Canada's C-Suite weighs in on worries about the Trump administration
Canadian executives are more confident than they’ve been in nearly three years amid stabilizing oil prices, a rebound in domestic economic growth and expectations U.S. President Donald Trump’s policies will be positive for business.
In BNN’s quarterly C-Suite Survey, conducted by KPMG, 92 per cent of the 157 executives polled from Feb. 27 to March 24 said they expected their firm to post either strong or moderate growth over the next year.
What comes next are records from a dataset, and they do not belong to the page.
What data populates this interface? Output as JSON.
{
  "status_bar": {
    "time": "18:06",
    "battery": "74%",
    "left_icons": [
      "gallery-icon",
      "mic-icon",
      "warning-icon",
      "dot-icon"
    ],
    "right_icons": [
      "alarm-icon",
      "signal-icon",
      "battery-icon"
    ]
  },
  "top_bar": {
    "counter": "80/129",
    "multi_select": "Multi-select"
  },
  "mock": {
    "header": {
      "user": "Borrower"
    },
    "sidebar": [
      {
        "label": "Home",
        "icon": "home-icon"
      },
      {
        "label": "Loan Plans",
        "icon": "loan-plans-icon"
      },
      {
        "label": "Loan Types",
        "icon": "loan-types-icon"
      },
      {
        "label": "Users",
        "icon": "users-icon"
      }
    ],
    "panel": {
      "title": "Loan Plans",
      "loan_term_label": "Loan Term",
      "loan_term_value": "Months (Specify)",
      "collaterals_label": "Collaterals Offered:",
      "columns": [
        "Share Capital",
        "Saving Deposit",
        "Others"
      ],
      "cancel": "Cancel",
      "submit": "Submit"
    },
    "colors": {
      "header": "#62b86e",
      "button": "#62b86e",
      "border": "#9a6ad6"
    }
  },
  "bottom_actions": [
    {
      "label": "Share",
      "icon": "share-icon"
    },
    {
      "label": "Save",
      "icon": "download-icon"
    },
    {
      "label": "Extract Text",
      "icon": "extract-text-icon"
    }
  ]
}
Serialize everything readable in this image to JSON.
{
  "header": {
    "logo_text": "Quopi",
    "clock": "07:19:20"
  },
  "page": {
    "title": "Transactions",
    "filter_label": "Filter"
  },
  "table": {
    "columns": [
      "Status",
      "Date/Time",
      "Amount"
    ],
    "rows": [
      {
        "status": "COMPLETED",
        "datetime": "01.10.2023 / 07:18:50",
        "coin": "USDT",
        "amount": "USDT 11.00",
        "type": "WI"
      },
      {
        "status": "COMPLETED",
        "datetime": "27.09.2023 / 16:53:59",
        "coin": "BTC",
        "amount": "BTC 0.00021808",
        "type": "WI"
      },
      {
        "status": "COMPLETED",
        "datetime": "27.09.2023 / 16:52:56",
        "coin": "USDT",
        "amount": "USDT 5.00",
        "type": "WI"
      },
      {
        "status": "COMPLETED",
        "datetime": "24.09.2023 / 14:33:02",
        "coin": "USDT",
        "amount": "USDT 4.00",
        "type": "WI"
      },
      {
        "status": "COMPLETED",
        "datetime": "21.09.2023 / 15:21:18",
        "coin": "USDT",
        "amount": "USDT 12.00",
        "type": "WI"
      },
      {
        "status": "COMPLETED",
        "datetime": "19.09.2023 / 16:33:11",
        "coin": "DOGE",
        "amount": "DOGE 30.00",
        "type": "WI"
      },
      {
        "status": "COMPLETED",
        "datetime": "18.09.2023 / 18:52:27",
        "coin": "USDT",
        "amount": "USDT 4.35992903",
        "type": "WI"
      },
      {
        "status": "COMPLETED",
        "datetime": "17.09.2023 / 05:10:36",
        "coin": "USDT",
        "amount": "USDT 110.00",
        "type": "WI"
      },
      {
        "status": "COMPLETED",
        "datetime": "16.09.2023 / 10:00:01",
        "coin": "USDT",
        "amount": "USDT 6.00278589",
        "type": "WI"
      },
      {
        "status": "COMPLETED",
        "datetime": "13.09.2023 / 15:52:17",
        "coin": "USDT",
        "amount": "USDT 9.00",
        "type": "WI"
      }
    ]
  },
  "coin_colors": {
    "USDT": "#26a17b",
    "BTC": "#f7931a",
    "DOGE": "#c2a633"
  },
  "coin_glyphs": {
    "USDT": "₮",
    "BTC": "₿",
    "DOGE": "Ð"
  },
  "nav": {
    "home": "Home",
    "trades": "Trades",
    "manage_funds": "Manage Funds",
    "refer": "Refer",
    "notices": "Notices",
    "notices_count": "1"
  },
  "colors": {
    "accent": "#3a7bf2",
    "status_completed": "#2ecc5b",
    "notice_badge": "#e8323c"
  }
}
And 88 per cent expect Canadian economic growth over the next 12 months -- the strongest vote of confidence since October 2014.
Executives in the services sector cited changes to U.S. corporate and personal tax rates, deregulation and reduction of government bureaucracy and Trump’s pro-business stance as the largest sources of optimism. In contrast, changes to the U.S. tax code encouraged only seven per cent of respondents from the resource sector, who are much more encouraged by the U.S. president’s support for pipelines and the subsequent expectations for stronger commodity prices, along with investments in infrastructure.
Despite their optimism Trump’s policies will be pro-business, Canadian executives are taking an ambivalent view of the newly-minted president. Only nine per cent of respondents expressed a positive view of Trump, despite seven of every 10 believing their business will benefit from his policies and direction. Executives are taking a particularly dim view of Trump’s trade policy, with 62 per cent saying he’s done a poor job thus far.
Of particular concern on the trade front is the specter of restrictive trade policies, including the renegotiation of the North American Free Trade Agreement and a possible border adjustment tax. Nearly four of every 10 executives in the services sector cite NAFTA renegotiations as the biggest threat to their business, while the BAT is top of mind for the resources sector.
However, the C-Suite is urging Prime Minister Justin Trudeau to avoid poking the bear: only 35 per cent of respondents say Parliament Hill should speak out against the president when he violates values important to Canada.
Indeed, Trump’s ascension to the White House is prompting executives to call for Canada to take some of its eggs out of the American basket, with more than one-half of respondents saying Canada should prioritize new trade agreements in the Asia-Pacific region at least as much as U.S. trade talks.
But many believe they may not have to deal with him for long: 30 per cent say it’s unlikely Trump fulfills his term.